[Aim of the task]: Below this task are records; return each one exactly and omit its images.

= = = = =

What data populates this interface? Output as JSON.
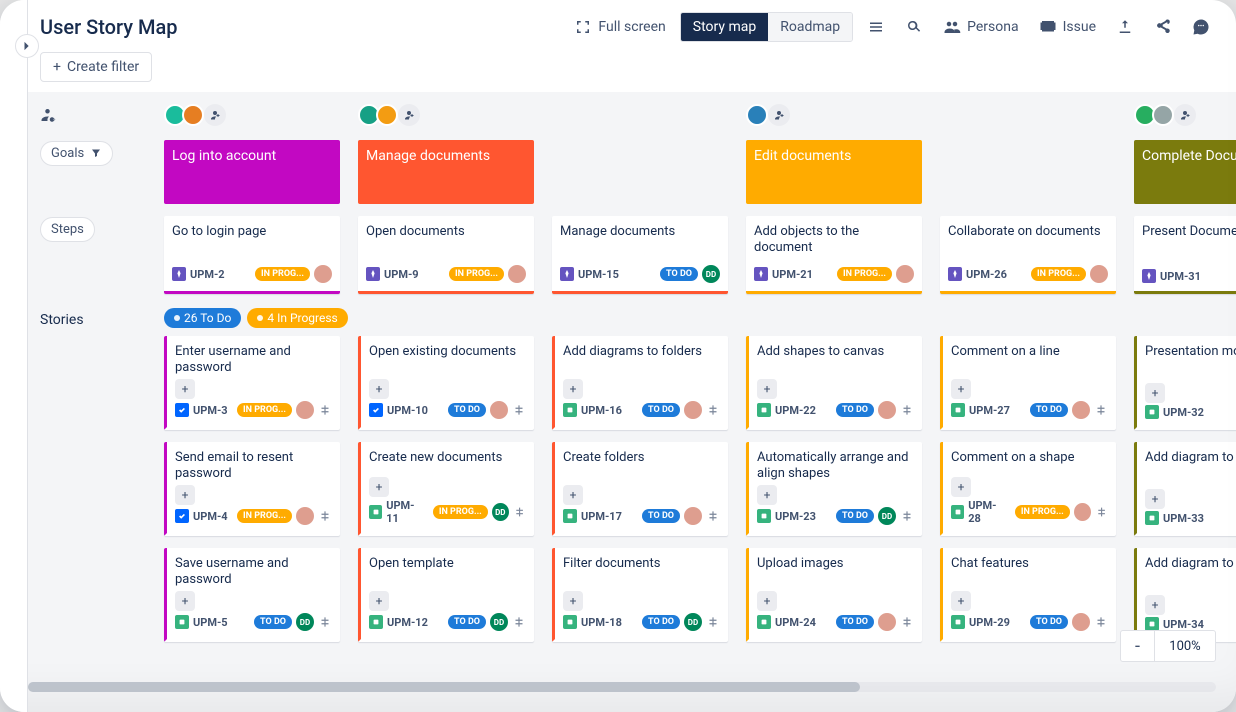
{
  "header": {
    "title": "User Story Map",
    "full_screen": "Full screen",
    "tab_story_map": "Story map",
    "tab_roadmap": "Roadmap",
    "persona": "Persona",
    "issue": "Issue",
    "create_filter": "Create filter"
  },
  "row_labels": {
    "goals": "Goals",
    "steps": "Steps",
    "stories": "Stories"
  },
  "status_labels": {
    "todo": "TO DO",
    "inprog": "IN PROG..."
  },
  "counts": {
    "todo": "26 To Do",
    "inprog": "4 In Progress"
  },
  "zoom": {
    "minus": "-",
    "value": "100%"
  },
  "columns": [
    {
      "accent": "magenta",
      "goal": "Log into account",
      "step": {
        "title": "Go to login page",
        "key": "UPM-2",
        "status": "inprog",
        "assignee": "img"
      },
      "stories": [
        {
          "title": "Enter username and password",
          "key": "UPM-3",
          "type": "subtask",
          "status": "inprog",
          "assignee": "img"
        },
        {
          "title": "Send email to resent password",
          "key": "UPM-4",
          "type": "subtask",
          "status": "inprog",
          "assignee": "img"
        },
        {
          "title": "Save username and password",
          "key": "UPM-5",
          "type": "story",
          "status": "todo",
          "assignee": "dd"
        }
      ]
    },
    {
      "accent": "orange",
      "goal": "Manage documents",
      "step": {
        "title": "Open documents",
        "key": "UPM-9",
        "status": "inprog",
        "assignee": "img"
      },
      "stories": [
        {
          "title": "Open existing documents",
          "key": "UPM-10",
          "type": "subtask",
          "status": "todo",
          "assignee": "img"
        },
        {
          "title": "Create new documents",
          "key": "UPM-11",
          "type": "story",
          "status": "inprog",
          "assignee": "dd"
        },
        {
          "title": "Open template",
          "key": "UPM-12",
          "type": "story",
          "status": "todo",
          "assignee": "dd"
        }
      ]
    },
    {
      "accent": "orange",
      "step": {
        "title": "Manage documents",
        "key": "UPM-15",
        "status": "todo",
        "assignee": "dd"
      },
      "stories": [
        {
          "title": "Add diagrams to folders",
          "key": "UPM-16",
          "type": "story",
          "status": "todo",
          "assignee": "img"
        },
        {
          "title": "Create folders",
          "key": "UPM-17",
          "type": "story",
          "status": "todo",
          "assignee": "img"
        },
        {
          "title": "Filter documents",
          "key": "UPM-18",
          "type": "story",
          "status": "todo",
          "assignee": "dd"
        }
      ]
    },
    {
      "accent": "amber",
      "goal": "Edit documents",
      "step": {
        "title": "Add objects to the document",
        "key": "UPM-21",
        "status": "inprog",
        "assignee": "img"
      },
      "stories": [
        {
          "title": "Add shapes to canvas",
          "key": "UPM-22",
          "type": "story",
          "status": "todo",
          "assignee": "img"
        },
        {
          "title": "Automatically arrange and align shapes",
          "key": "UPM-23",
          "type": "story",
          "status": "todo",
          "assignee": "dd"
        },
        {
          "title": "Upload images",
          "key": "UPM-24",
          "type": "story",
          "status": "todo",
          "assignee": "img"
        }
      ]
    },
    {
      "accent": "amber",
      "step": {
        "title": "Collaborate on documents",
        "key": "UPM-26",
        "status": "inprog",
        "assignee": "img"
      },
      "stories": [
        {
          "title": "Comment on a line",
          "key": "UPM-27",
          "type": "story",
          "status": "todo",
          "assignee": "img"
        },
        {
          "title": "Comment on a shape",
          "key": "UPM-28",
          "type": "story",
          "status": "inprog",
          "assignee": "img"
        },
        {
          "title": "Chat features",
          "key": "UPM-29",
          "type": "story",
          "status": "todo",
          "assignee": "img"
        }
      ]
    },
    {
      "accent": "olive",
      "goal": "Complete Documents",
      "step": {
        "title": "Present Document",
        "key": "UPM-31",
        "status": "todo",
        "assignee": ""
      },
      "stories": [
        {
          "title": "Presentation mode",
          "key": "UPM-32",
          "type": "story",
          "status": "todo",
          "assignee": ""
        },
        {
          "title": "Add diagram to Google",
          "key": "UPM-33",
          "type": "story",
          "status": "todo",
          "assignee": ""
        },
        {
          "title": "Add diagram to Conflu",
          "key": "UPM-34",
          "type": "story",
          "status": "todo",
          "assignee": ""
        }
      ]
    }
  ],
  "colors": {
    "magenta": "#c208c2",
    "orange": "#ff5630",
    "amber": "#ffab00",
    "olive": "#7b7b0d"
  }
}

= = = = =

[Solution for this exercise]:
What data populates this interface? Output as JSON.
{
  "header": {
    "title": "User Story Map",
    "full_screen": "Full screen",
    "tab_story_map": "Story map",
    "tab_roadmap": "Roadmap",
    "persona": "Persona",
    "issue": "Issue",
    "create_filter": "Create filter"
  },
  "row_labels": {
    "goals": "Goals",
    "steps": "Steps",
    "stories": "Stories"
  },
  "status_labels": {
    "todo": "TO DO",
    "inprog": "IN PROG..."
  },
  "counts": {
    "todo": "26 To Do",
    "inprog": "4 In Progress"
  },
  "zoom": {
    "minus": "-",
    "value": "100%"
  },
  "columns": [
    {
      "accent": "magenta",
      "goal": "Log into account",
      "step": {
        "title": "Go to login page",
        "key": "UPM-2",
        "status": "inprog",
        "assignee": "img"
      },
      "stories": [
        {
          "title": "Enter username and password",
          "key": "UPM-3",
          "type": "subtask",
          "status": "inprog",
          "assignee": "img"
        },
        {
          "title": "Send email to resent password",
          "key": "UPM-4",
          "type": "subtask",
          "status": "inprog",
          "assignee": "img"
        },
        {
          "title": "Save username and password",
          "key": "UPM-5",
          "type": "story",
          "status": "todo",
          "assignee": "dd"
        }
      ]
    },
    {
      "accent": "orange",
      "goal": "Manage documents",
      "step": {
        "title": "Open documents",
        "key": "UPM-9",
        "status": "inprog",
        "assignee": "img"
      },
      "stories": [
        {
          "title": "Open existing documents",
          "key": "UPM-10",
          "type": "subtask",
          "status": "todo",
          "assignee": "img"
        },
        {
          "title": "Create new documents",
          "key": "UPM-11",
          "type": "story",
          "status": "inprog",
          "assignee": "dd"
        },
        {
          "title": "Open template",
          "key": "UPM-12",
          "type": "story",
          "status": "todo",
          "assignee": "dd"
        }
      ]
    },
    {
      "accent": "orange",
      "step": {
        "title": "Manage documents",
        "key": "UPM-15",
        "status": "todo",
        "assignee": "dd"
      },
      "stories": [
        {
          "title": "Add diagrams to folders",
          "key": "UPM-16",
          "type": "story",
          "status": "todo",
          "assignee": "img"
        },
        {
          "title": "Create folders",
          "key": "UPM-17",
          "type": "story",
          "status": "todo",
          "assignee": "img"
        },
        {
          "title": "Filter documents",
          "key": "UPM-18",
          "type": "story",
          "status": "todo",
          "assignee": "dd"
        }
      ]
    },
    {
      "accent": "amber",
      "goal": "Edit documents",
      "step": {
        "title": "Add objects to the document",
        "key": "UPM-21",
        "status": "inprog",
        "assignee": "img"
      },
      "stories": [
        {
          "title": "Add shapes to canvas",
          "key": "UPM-22",
          "type": "story",
          "status": "todo",
          "assignee": "img"
        },
        {
          "title": "Automatically arrange and align shapes",
          "key": "UPM-23",
          "type": "story",
          "status": "todo",
          "assignee": "dd"
        },
        {
          "title": "Upload images",
          "key": "UPM-24",
          "type": "story",
          "status": "todo",
          "assignee": "img"
        }
      ]
    },
    {
      "accent": "amber",
      "step": {
        "title": "Collaborate on documents",
        "key": "UPM-26",
        "status": "inprog",
        "assignee": "img"
      },
      "stories": [
        {
          "title": "Comment on a line",
          "key": "UPM-27",
          "type": "story",
          "status": "todo",
          "assignee": "img"
        },
        {
          "title": "Comment on a shape",
          "key": "UPM-28",
          "type": "story",
          "status": "inprog",
          "assignee": "img"
        },
        {
          "title": "Chat features",
          "key": "UPM-29",
          "type": "story",
          "status": "todo",
          "assignee": "img"
        }
      ]
    },
    {
      "accent": "olive",
      "goal": "Complete Documents",
      "step": {
        "title": "Present Document",
        "key": "UPM-31",
        "status": "todo",
        "assignee": ""
      },
      "stories": [
        {
          "title": "Presentation mode",
          "key": "UPM-32",
          "type": "story",
          "status": "todo",
          "assignee": ""
        },
        {
          "title": "Add diagram to Google",
          "key": "UPM-33",
          "type": "story",
          "status": "todo",
          "assignee": ""
        },
        {
          "title": "Add diagram to Conflu",
          "key": "UPM-34",
          "type": "story",
          "status": "todo",
          "assignee": ""
        }
      ]
    }
  ],
  "colors": {
    "magenta": "#c208c2",
    "orange": "#ff5630",
    "amber": "#ffab00",
    "olive": "#7b7b0d"
  }
}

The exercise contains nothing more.